Monday, April 02, 2012

WILD FLAG; Hospitality @ Webster Hall

WILD FLAG; Hospitality 
@ Webster Hall
New York, NY - April 1, 2012

Was this an April Fool's joke? Did my eyes and ears deceive me or did I actually see and hear the kind of rock band that both Indie Cred Snobs and Classical Enthusiasts can agree upon? Could it actually be the case that you can shed all the labels, judgments, pretexts, and pretenses that come with being in a rock band, being in an indie rock band, being women in an indie rock band, and being ALL women in an indie rock band, and be left with a direct, no muss, no fuss ROCK AND ROLL BAND DONE FINITO ALL CAPITALS LIKE THEIR BAND NAME SUGGESTS?


WILD FLAG has come to save the day. No context required. Whether they are doing their three chord, two minute punk spasms (preferred) or their longer, more psychedelic-prog-metal inclined experiments (not as necessary but appreciated), this is a band that has come to play but doesn't mess around. Of course thinking of Sleater-Kinney is unavoidable with both Carrie Brownstein and Janet Weiss in the band but so be it - this project is both a continuation and a new chapter. Rebecca Cole's harmonies with Janet are fantastic and, perhaps surprisingly, seal the deal as making WILD FLAG successful beyond doubt. Mary Timoney needs no litany of superlatives as she lets her power and grace speak for her ability.

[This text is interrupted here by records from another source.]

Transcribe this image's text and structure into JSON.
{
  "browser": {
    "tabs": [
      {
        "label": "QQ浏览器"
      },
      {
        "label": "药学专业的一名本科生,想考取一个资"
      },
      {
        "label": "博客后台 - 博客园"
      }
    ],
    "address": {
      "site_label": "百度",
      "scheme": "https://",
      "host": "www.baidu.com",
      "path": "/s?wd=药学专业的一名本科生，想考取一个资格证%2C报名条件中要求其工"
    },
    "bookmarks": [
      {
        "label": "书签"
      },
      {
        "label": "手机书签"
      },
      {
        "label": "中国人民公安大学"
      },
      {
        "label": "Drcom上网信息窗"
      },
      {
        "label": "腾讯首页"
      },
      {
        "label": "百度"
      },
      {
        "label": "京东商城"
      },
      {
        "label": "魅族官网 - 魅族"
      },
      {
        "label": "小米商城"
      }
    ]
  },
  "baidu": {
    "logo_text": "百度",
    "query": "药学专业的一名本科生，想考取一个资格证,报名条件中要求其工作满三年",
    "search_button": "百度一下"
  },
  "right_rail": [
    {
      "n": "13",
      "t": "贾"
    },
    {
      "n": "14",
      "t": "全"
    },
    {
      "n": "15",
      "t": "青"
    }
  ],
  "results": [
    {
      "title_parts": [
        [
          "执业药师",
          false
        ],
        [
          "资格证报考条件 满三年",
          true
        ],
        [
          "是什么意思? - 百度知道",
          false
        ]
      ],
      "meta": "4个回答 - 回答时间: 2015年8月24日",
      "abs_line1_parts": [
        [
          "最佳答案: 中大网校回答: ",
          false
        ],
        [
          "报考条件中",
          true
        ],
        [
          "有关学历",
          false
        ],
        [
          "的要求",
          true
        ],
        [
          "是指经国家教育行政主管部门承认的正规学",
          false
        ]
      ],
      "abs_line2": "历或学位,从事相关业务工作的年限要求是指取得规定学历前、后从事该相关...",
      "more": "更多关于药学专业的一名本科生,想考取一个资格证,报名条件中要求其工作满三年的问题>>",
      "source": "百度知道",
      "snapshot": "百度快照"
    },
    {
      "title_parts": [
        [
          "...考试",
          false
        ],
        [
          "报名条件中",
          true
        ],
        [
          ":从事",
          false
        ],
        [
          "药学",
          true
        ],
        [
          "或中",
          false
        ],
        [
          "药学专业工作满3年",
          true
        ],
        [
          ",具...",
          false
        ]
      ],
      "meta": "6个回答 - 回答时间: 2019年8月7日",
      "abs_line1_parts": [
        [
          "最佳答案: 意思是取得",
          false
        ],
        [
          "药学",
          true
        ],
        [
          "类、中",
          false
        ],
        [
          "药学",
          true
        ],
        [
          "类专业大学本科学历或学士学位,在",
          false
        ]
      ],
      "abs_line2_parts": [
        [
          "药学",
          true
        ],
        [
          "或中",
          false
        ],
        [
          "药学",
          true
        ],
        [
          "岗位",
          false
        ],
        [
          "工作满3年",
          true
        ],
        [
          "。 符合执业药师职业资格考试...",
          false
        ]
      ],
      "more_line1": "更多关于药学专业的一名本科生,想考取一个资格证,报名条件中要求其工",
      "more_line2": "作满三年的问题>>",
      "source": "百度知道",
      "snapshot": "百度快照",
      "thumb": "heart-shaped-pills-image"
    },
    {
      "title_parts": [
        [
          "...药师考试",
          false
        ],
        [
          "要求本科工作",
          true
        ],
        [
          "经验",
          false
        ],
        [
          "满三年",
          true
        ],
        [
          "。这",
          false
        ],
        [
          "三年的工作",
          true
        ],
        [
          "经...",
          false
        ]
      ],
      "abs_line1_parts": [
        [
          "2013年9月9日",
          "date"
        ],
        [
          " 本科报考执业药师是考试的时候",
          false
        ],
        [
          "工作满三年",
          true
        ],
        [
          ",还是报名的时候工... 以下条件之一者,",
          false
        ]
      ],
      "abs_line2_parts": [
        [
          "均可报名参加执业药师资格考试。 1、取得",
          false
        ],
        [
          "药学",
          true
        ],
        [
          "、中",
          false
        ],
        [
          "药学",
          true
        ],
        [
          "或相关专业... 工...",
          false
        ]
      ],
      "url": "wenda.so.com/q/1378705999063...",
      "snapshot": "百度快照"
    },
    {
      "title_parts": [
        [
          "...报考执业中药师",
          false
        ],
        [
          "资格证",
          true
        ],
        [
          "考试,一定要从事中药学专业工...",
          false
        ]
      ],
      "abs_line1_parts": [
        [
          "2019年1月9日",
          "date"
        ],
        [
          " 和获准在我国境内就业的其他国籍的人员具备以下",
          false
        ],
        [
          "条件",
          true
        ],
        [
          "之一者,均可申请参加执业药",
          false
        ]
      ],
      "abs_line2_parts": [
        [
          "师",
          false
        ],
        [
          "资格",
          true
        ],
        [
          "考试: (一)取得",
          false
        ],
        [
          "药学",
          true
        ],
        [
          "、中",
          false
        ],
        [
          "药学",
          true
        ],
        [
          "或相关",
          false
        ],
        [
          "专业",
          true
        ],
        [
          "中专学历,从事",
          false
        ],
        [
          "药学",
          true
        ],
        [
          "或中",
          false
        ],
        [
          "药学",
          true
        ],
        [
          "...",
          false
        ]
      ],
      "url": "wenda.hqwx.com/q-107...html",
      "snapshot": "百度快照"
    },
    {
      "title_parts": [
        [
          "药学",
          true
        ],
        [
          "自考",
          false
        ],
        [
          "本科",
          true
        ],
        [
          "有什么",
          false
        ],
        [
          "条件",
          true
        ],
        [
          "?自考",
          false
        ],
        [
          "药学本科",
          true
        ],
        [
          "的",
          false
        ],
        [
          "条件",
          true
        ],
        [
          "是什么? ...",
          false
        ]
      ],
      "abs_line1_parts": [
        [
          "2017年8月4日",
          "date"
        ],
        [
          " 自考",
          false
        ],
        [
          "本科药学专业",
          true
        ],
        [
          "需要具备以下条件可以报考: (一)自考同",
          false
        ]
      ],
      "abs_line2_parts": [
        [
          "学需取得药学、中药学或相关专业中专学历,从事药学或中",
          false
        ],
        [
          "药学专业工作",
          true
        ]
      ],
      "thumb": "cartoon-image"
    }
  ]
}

Hospitality are one of the many buzzed bands of the moment to have a band name based on a simple lazily-descriptive word (think Givers, Waters, Tennis, Yacht). It makes sense since most of those bands, this one included, make somewhat lazy, non-descriptive Indie pop-rock music. And also fitting their name, Hospitality just seem nice, pleasant.  Maybe what they need is to spell their name out in all capital letters. I mean it.